The Foreign Service Institute (FSI) and the Office of Strategic and Strategy Management of the Armed Forces of the Philippines (OSSM-AFP)co-organized a Mabini Dialogue entitled “China’s New Silk Road Strategy: Challenges and Opportunities for the Philippines” on 10 February 2015 at the AFP Commissioned Officers Clubhouse, Camp Aguinaldo, Quezon City. The guest speakerwas Mr. Chito Sta. Romana, President of the Philippine Association for Chinese Studies (PACS) and former China correspondent for ABC News (USA).
In his presentation, Mr. Romana explained how the New Silk Road– comprised of the Silk Road Economic Belt and the 21st Century Maritime Silk Road – is patterned after the ancient land and maritime routes that connected Asian civilizations with the rest of the world.China seeks to revive this idea by investing in infrastructure and connectivity projects, enhancing trade and currency cooperation, and strengthening people-to-people exchanges with its neighbors.The NSR aims to promote economic development in the region while also opening up new markets for Chinese products.

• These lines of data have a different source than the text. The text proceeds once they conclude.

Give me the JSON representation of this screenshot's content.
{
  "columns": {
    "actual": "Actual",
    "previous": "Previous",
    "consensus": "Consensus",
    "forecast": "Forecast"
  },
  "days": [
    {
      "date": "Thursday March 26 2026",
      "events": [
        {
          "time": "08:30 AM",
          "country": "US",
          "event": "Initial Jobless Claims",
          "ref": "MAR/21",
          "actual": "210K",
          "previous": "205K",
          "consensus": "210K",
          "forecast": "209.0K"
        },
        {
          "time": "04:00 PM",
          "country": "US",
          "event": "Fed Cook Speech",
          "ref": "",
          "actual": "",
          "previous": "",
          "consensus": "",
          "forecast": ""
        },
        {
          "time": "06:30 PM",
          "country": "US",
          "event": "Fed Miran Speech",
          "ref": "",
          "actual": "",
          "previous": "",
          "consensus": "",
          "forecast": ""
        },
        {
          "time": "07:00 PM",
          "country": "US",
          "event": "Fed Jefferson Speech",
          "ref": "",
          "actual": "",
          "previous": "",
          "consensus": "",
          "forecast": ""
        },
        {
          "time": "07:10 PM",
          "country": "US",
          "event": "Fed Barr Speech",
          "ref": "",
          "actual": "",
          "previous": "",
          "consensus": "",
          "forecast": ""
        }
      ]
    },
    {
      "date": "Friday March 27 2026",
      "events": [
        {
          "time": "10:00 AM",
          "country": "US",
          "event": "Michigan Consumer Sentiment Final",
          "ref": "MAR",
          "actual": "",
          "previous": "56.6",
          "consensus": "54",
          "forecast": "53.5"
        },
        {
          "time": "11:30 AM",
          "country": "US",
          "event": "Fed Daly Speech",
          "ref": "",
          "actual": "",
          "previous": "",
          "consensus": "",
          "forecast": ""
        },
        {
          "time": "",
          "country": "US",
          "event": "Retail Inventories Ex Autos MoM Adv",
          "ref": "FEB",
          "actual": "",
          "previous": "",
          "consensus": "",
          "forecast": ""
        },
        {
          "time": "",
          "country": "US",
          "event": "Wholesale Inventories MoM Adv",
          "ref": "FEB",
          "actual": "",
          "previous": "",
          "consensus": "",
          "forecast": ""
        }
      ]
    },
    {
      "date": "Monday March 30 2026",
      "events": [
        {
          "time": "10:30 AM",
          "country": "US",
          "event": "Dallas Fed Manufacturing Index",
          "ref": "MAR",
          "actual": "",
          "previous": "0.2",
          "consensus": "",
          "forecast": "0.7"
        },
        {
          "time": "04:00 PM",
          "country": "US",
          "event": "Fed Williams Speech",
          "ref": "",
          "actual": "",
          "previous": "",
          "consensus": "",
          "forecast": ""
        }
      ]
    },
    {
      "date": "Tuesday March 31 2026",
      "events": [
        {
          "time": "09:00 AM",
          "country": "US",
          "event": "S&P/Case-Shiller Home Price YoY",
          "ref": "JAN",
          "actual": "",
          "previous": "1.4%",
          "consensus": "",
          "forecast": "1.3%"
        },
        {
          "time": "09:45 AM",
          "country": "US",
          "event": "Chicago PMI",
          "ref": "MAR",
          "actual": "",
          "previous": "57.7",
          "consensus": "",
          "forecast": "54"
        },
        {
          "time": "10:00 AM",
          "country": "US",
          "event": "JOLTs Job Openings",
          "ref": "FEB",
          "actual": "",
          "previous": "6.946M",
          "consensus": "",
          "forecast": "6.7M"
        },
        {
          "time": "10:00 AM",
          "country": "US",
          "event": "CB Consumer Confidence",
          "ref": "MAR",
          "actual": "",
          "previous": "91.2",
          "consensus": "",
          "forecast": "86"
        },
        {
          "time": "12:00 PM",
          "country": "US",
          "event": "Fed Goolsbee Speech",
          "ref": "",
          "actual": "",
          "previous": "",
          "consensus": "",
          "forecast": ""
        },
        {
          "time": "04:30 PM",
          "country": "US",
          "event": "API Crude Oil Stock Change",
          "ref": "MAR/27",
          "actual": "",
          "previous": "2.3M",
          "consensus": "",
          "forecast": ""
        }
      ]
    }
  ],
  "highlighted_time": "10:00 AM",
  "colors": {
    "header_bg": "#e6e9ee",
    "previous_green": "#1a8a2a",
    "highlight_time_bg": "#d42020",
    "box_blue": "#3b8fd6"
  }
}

Mr. Sto. Romana also discussed how the New Silk Road fits into China’s broader foreign policy objectives and strategies. Through economic incentives and soft power tools, China seeks to improve its relations with its neighbors, including the other claimant parties in the South China Sea. He also added that the New Silk Road allows China to demonstrate its commitment to a path of peaceful development.
However, Mr. Sta. Romana also explained that ‘good neighbor relations’ is only one of the two dominant aspects of current Chinese foreign policy, with the other being the ‘defense of core interests’ or taking a non-compromising position on issues of national sovereignty and territorial integrity. This means that while China will encourage its neighbors, including the Philippines, to become part of its new regional initiatives, it will still maintain its assertiveness on territorial and maritime disputes in the East and South China Seas through the construction of artificial islands and expansion of its military presence in the area.
He also pointed out that while the New Silk Road is primarily an economic endeavor, it is also motivated by strategic and geopolitical considerations. It is seen as China’s response to what it perceives as the US’ strategy of encirclement and containment through its ‘rebalancing to Asia’ program. However, Mr. Sta. Romana explained that a China-US conflict remains unlikely, as the bilateral relations are still dominated by cooperation rather than competition.
Mr. Sta. Romana concluded that while there are clear economic opportunities that the New Silk Road can bring to the region, countries should still carefully weigh in the advantages and disadvantages before joining.He added that the Philippines should decide on the basis of national interests while maintaining a principled position on territorial and maritime disputes.
Officials and staff of the AFP, representatives from government agencies, and members of the diplomatic corps and the academe were present during the lecture.